1965 – USA
‘The number of transistors on a computer doubles every 18 months or so’
In 1965, one of the founders of chipmaker Intel observed the exponential growth in the number of transistors per silicon chip and made his prediction which is now generally referred to as Moore’s law.
In 1971 the first Intel chip, 4004, had 2300 transistors. In 1982 the number of transistors increased to 120,000 in the 286, in 1993 to 3.1 million in the Pentium and in 2000 to 42 million in the Pentium 4.
Heat production is now the limiting factor in the production of silicon chips with millions of transistors.
- Toward achieving one million times increase in computing efficiency (phys.org)
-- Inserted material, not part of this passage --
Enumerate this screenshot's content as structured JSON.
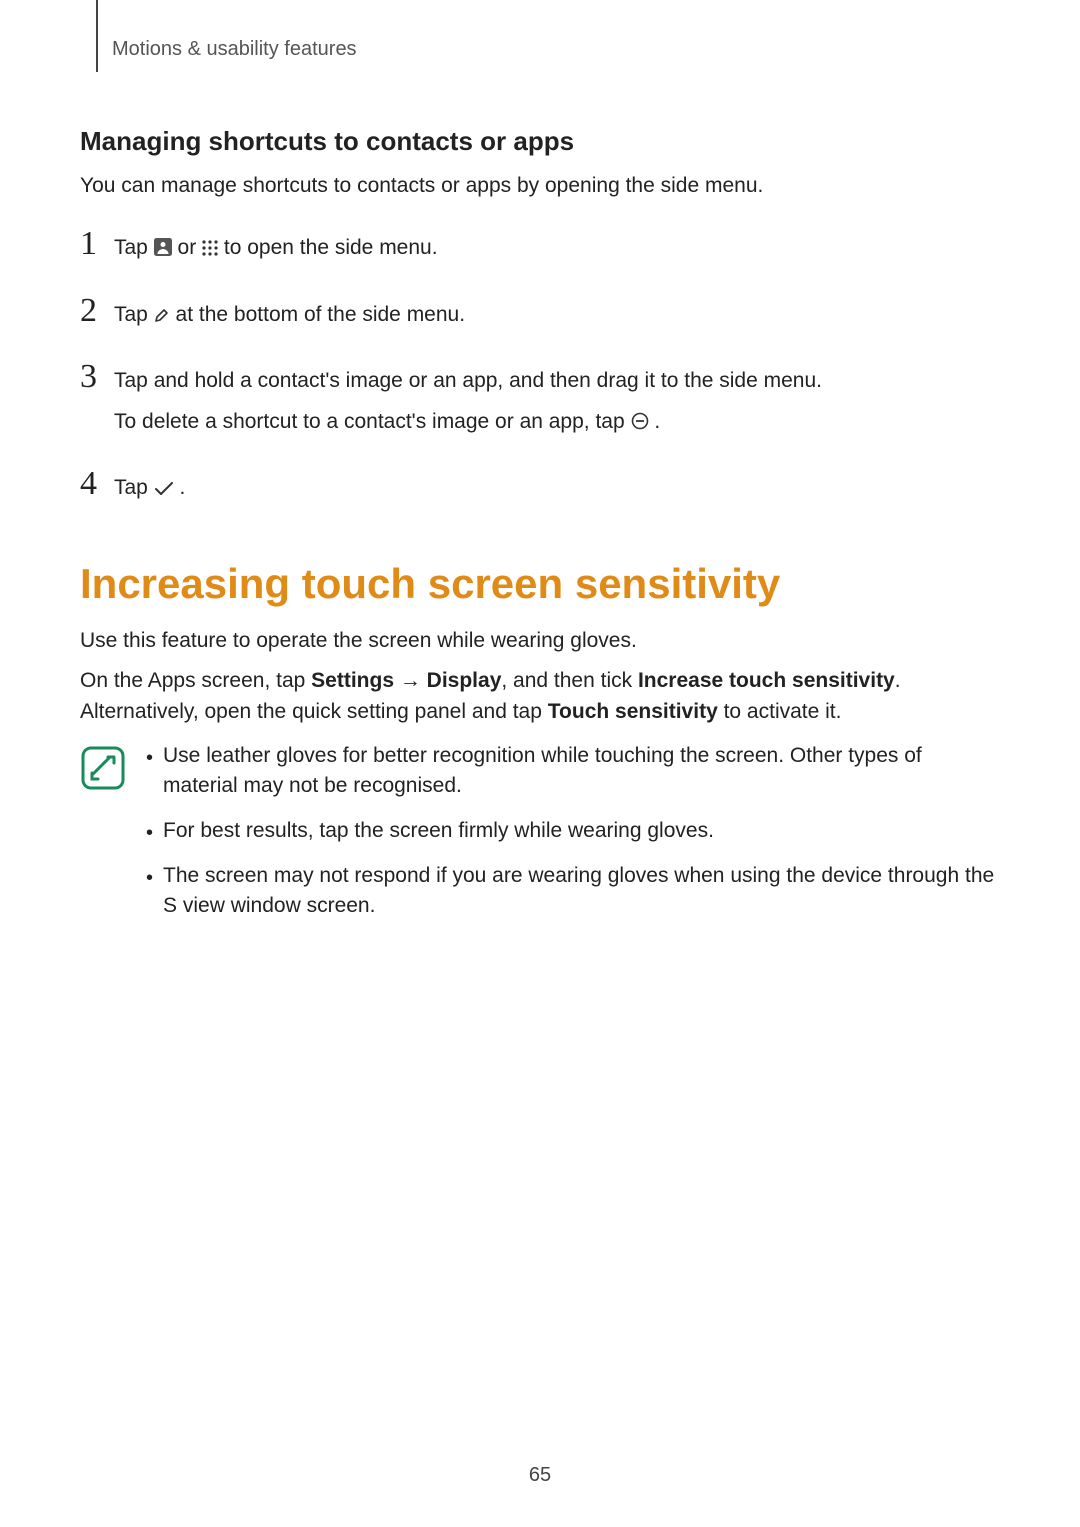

- Wright’s Law Edges Out Moore’s Law in Predicting Technology Development (spectrum.ieee.org)